Line by line, please look for the word "java" in the following records, then copy each line you find it in.

(Stored entries)
▬▬▬
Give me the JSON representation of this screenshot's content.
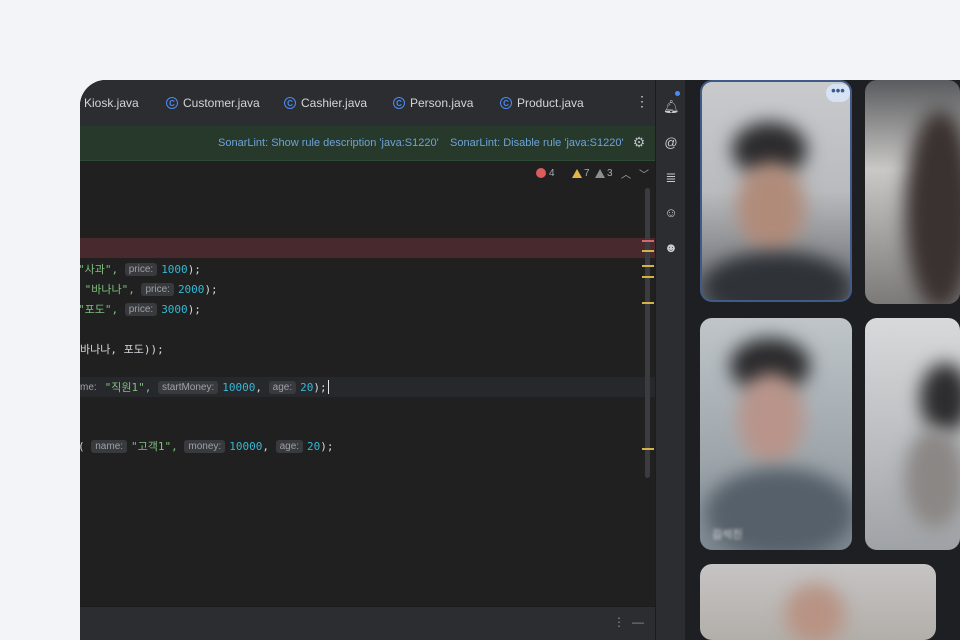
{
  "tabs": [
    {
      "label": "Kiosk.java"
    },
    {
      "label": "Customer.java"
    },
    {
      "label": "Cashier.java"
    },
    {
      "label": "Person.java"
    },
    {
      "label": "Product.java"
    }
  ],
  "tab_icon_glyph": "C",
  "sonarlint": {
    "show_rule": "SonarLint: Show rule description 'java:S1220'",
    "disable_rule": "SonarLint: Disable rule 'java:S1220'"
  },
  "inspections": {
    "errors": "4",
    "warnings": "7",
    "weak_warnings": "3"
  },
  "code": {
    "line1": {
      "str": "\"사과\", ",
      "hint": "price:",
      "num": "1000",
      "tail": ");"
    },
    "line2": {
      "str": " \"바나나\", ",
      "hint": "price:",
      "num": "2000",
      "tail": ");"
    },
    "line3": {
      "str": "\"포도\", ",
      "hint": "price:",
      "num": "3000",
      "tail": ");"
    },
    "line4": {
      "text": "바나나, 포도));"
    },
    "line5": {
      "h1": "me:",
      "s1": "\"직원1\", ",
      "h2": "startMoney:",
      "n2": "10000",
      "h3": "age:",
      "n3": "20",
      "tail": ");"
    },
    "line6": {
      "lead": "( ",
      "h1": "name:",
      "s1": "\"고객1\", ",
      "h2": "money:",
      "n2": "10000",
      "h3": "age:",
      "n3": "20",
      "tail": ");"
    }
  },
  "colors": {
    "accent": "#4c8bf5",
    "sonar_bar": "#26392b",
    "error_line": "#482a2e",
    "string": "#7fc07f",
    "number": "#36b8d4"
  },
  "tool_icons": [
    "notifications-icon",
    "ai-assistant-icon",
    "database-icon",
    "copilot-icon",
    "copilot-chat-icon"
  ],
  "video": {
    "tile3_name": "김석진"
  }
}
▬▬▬
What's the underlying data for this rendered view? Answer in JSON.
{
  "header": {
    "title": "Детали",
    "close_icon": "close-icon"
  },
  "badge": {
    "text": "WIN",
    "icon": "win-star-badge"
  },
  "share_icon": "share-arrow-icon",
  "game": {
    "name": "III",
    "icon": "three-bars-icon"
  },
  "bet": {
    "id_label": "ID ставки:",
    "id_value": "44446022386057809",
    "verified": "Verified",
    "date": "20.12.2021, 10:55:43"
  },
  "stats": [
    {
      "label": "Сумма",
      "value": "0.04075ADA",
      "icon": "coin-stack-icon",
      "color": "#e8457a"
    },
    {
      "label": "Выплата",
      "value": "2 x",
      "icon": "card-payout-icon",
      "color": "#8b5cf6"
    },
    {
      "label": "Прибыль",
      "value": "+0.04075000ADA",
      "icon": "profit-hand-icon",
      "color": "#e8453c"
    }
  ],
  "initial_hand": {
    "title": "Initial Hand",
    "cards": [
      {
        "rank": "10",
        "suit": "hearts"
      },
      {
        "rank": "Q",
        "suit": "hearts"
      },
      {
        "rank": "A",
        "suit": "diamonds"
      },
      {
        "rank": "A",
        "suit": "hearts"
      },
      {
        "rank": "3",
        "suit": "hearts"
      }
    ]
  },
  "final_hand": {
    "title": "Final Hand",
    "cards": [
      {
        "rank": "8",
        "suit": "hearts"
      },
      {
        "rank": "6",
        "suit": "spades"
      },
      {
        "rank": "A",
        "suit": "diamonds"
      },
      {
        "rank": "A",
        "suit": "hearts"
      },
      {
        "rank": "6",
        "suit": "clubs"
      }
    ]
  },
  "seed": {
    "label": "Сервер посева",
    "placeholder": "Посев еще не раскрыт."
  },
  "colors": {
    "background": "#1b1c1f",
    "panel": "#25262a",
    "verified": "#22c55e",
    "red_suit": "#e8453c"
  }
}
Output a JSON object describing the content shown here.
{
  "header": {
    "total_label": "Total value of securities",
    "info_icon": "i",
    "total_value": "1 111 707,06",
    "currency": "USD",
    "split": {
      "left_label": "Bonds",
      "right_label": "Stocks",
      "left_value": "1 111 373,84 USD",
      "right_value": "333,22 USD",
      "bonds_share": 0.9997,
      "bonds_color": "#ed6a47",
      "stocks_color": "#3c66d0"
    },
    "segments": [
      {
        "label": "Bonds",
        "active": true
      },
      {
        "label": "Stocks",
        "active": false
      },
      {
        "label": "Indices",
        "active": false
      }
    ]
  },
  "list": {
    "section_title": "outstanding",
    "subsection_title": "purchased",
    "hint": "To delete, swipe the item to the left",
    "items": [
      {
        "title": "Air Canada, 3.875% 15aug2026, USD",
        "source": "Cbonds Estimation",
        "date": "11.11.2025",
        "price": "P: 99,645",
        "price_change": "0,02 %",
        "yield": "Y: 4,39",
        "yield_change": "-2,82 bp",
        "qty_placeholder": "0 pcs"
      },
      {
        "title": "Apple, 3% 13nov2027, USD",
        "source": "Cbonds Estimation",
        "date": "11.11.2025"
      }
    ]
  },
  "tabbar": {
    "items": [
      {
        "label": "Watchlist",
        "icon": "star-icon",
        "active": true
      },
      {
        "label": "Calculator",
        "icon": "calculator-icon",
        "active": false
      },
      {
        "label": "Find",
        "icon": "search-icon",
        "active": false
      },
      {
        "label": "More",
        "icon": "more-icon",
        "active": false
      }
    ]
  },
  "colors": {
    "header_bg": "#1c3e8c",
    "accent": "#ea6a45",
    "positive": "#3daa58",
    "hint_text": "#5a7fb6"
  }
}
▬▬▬
Task output |
      "label": "Kiosk.java"
      "label": "Customer.java"
      "label": "Cashier.java"
      "label": "Person.java"
      "label": "Product.java"
    "show_rule": "SonarLint: Show rule description 'java:S1220'",
    "disable_rule": "SonarLint: Disable rule 'java:S1220'"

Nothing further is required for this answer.